A program that's expanding in city hospitals seamlessly integrates mental health care with medical care. NY1's Erin Billups filed the following report.
A diagnosis of Hepatitis C meant six months of grueling treatment for Catherine Little, while Rosa Cubi said she "had back pains. I also had diabetes, high blood pressure, asthma."
At the same time, both women were also dealing with depression.
The combination of chronic illness and mental illness is more common than most realize. The CDC said that Americans with major mental illness, such as schizophrenia, depression and bipolar disorders, die two to three decades earlier than the general population.
"They tend to have less access to good quality foods, lower incomes. They tend to self-medicate more with alcohol, smoking to help with their symptoms," says Dr. Michelle Soto, lead physician at the Woodhull Medical Center-Center for Integrated Health.
It was a real problem in the Brooklyn community that Woodhull Medical Center serves.
"We found that 60 to 80 percent of them do not show to their appointments," says Dr. Leoner Urcuyo, psychiatry chief at Woodhull Medical Center.
Woodhull opened its Center for Integrated Health in 2011. It's currently serving 850 patients.
"In this clinic, they have navigators," Urcuyo says. "What they do essentially is really make sure the patient is called before the visit, takes the medication, is really encouraging them almost on a daily basis."
They found that the key to getting psychiatric patients to attend to their chronic health needs was moving the medical clinic into the psychiatric wing.
"Here, all the patients have mental illness, so that stigma is taken away," Soto says. "They know that we're not judgmental."
Patients often see both their psychiatrist and primary care doctors in the same day, and when they're feeling under the weather, they head to CIH instead of the emergency room. Seventy-seven percent of their patients now show for primary care appointments.

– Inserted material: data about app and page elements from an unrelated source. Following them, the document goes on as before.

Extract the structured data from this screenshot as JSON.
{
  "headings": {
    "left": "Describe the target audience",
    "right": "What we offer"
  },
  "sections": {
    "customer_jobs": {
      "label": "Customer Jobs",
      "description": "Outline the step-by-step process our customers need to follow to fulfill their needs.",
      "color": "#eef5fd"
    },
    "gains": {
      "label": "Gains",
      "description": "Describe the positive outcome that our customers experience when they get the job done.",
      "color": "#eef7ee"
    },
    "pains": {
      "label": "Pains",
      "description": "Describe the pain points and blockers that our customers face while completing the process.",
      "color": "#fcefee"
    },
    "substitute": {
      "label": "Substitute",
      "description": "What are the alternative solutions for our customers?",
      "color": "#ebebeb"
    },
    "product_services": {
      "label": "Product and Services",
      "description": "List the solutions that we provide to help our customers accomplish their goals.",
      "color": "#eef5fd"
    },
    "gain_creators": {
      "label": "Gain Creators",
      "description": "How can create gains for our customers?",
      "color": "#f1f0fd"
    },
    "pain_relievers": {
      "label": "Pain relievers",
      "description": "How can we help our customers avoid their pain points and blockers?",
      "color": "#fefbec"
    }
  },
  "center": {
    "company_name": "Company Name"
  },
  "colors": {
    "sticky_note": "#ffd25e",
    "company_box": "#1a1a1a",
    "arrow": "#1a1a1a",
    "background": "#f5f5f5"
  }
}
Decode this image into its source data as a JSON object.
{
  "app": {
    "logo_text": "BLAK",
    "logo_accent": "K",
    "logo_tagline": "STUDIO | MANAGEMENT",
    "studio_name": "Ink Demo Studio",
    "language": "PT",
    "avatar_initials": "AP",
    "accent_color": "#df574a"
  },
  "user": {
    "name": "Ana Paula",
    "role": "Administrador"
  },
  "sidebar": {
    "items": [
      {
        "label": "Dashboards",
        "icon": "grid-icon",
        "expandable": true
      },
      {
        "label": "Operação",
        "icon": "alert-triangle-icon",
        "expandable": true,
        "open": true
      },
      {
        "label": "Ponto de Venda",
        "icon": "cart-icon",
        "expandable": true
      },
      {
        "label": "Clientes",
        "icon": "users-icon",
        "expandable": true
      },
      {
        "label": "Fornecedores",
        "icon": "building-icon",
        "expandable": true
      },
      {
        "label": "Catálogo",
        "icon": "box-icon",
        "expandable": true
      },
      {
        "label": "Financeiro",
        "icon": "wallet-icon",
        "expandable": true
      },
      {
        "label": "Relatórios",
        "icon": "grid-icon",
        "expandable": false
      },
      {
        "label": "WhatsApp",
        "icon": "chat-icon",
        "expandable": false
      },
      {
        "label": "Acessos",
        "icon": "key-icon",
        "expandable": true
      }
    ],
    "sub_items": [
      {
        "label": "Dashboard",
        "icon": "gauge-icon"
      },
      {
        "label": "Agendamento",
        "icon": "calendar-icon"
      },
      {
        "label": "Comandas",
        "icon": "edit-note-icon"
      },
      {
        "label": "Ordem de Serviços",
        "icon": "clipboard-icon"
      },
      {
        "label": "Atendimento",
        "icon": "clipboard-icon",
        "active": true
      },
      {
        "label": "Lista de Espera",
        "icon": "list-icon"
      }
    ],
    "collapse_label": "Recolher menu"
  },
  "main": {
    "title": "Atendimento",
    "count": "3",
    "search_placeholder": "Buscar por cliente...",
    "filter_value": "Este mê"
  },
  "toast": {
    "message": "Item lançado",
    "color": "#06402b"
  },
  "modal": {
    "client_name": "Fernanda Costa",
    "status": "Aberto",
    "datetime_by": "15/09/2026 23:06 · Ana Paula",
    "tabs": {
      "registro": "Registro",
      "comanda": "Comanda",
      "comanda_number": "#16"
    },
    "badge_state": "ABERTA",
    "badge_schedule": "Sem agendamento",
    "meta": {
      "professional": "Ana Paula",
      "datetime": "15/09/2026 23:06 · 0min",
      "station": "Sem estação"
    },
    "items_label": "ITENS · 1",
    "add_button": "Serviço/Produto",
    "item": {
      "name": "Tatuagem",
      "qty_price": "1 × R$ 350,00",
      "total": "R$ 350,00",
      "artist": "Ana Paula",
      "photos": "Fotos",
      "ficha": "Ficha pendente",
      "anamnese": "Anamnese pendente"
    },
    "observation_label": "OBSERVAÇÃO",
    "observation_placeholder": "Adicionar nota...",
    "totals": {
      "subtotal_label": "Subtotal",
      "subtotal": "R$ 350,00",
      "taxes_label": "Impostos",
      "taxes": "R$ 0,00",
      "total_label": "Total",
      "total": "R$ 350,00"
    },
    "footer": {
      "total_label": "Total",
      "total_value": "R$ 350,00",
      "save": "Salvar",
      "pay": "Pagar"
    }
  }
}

"They know my story," Cubi says. "It's not like I have to start over with a new doctor."
"These people was the key points of really keeping me together," Little says.
Little is now Hep-C free and says her depression is under control. And in two years, Cubi has lost almost 100 pounds.
The program has since launched at Lincoln Hospital in the Bronx, with plans to expand it throughout the public hospital system.